I went to London yesterday for a singing workshop with a lady I'd met in DC back in June at a conference. It was a great workshop and it gave me some useful field information, but it was also just fun to do a quick in-and-out day trip to London. I love that I can do that now. Just . . . decide to go to London for the day. How cool is that?
I've also discovered absolutely the most appropriate mystery series to start reading. James Runcie's Grantchester Mysteries, featuring Canon Sidney Chambers, Church of England vicar and amateur sleuth. They're set in the mid-1950s, and weird murders and crimes happen, and Sidney gets drawn into detectoring because he's a priest and people like to talk to him, and his cop friend Inspector Geordie Keating takes that information and actually arrests the criminals.

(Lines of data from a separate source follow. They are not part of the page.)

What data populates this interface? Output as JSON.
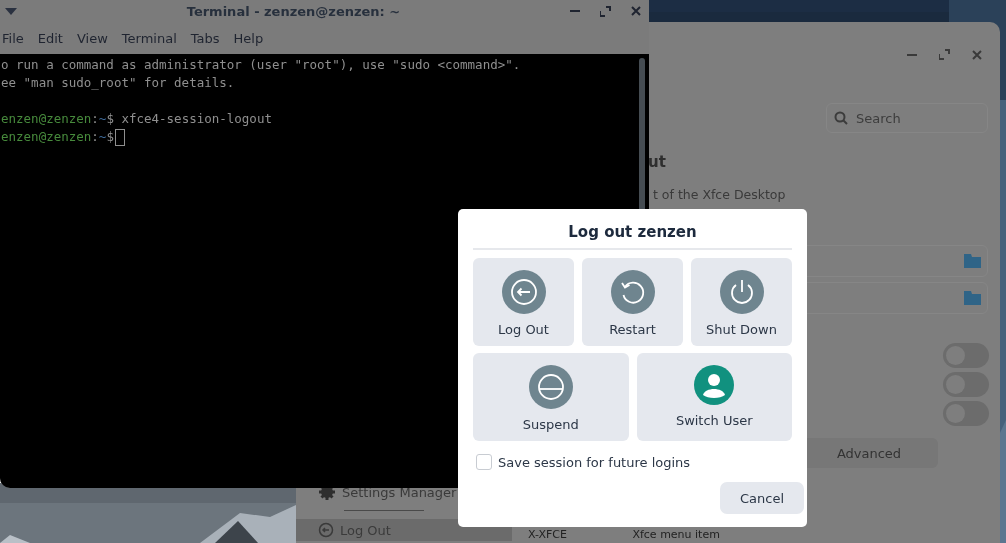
{
  "terminal": {
    "title": "Terminal - zenzen@zenzen: ~",
    "menu": [
      "File",
      "Edit",
      "View",
      "Terminal",
      "Tabs",
      "Help"
    ],
    "lines": [
      {
        "kind": "text",
        "text": "o run a command as administrator (user \"root\"), use \"sudo <command>\"."
      },
      {
        "kind": "text",
        "text": "ee \"man sudo_root\" for details."
      },
      {
        "kind": "blank"
      },
      {
        "kind": "prompt",
        "user": "enzen@zenzen",
        "separator": ":",
        "path": "~",
        "symbol": "$",
        "command": "xfce4-session-logout",
        "cursor": false
      },
      {
        "kind": "prompt",
        "user": "enzen@zenzen",
        "separator": ":",
        "path": "~",
        "symbol": "$",
        "cursor": true
      }
    ]
  },
  "settings": {
    "search": {
      "placeholder": "Search"
    },
    "heading": "ut",
    "description": "t of the Xfce Desktop",
    "fields": [
      {
        "kind": "folder"
      },
      {
        "kind": "folder"
      }
    ],
    "toggles": [
      {
        "on": false
      },
      {
        "on": false
      },
      {
        "on": false
      }
    ],
    "advanced_button": "Advanced",
    "sidebar": [
      {
        "label": "Settings Manager",
        "selected": false
      },
      {
        "label": "Log Out",
        "selected": true
      }
    ],
    "row": [
      "X-XFCE",
      "Xfce menu item"
    ]
  },
  "dialog": {
    "title": "Log out zenzen",
    "actions": [
      {
        "kind": "logout",
        "label": "Log Out"
      },
      {
        "kind": "restart",
        "label": "Restart"
      },
      {
        "kind": "shutdown",
        "label": "Shut Down"
      },
      {
        "kind": "suspend",
        "label": "Suspend"
      },
      {
        "kind": "switch",
        "label": "Switch User"
      }
    ],
    "save_session": {
      "label": "Save session for future logins",
      "checked": false
    },
    "cancel": "Cancel"
  }
}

The thing that makes these books so perfect is that they're set right in Cambridge and the surrounding towns. Sidney lives and works in Grantchester, a tiny village suburb of Cambridge a few miles down the road. I actually biked down there the day before I discovered the series, so I'd been past his church and I'd had a drink in the pub where everyone in the village goes for the wake after the funeral that opens the first story. But wait! It gets better. Sidney is also a Cambridge graduate, and he's a part-time academic, teaching theology, and he's based at . . . wait for it . . . Corpus Christi College! My college! And he meets Geordie at The Eagle, the pub right across the street from Corpus, and he bikes past St. Bene't Church, up Downing Street to the police station on St. Andrew's Street, and he also goes to London on the train, and his friend Hildegard lives on Eltisley Avenue, and and and.
This is so cool. I literally don't have to picture these stories in my head, because I can just go and trace Sidney's steps all around town. It's a little bit like the feeling I had watching The Theory of Everything and recognizing places where I've walked and biked. (Even better was catching a ride out to an event with the wife of the master of Stephen Hawking's college, who was telling me all about him and his reaction to the movie and how puzzled she was that the college seems to have refused the film-makers permission to film there and that they did this without even letting the master know that the request had been made in the first place. This is why St. John's College, where Hawking was a student, appears in the film, and Gonville and Caius, where he worked, does not.)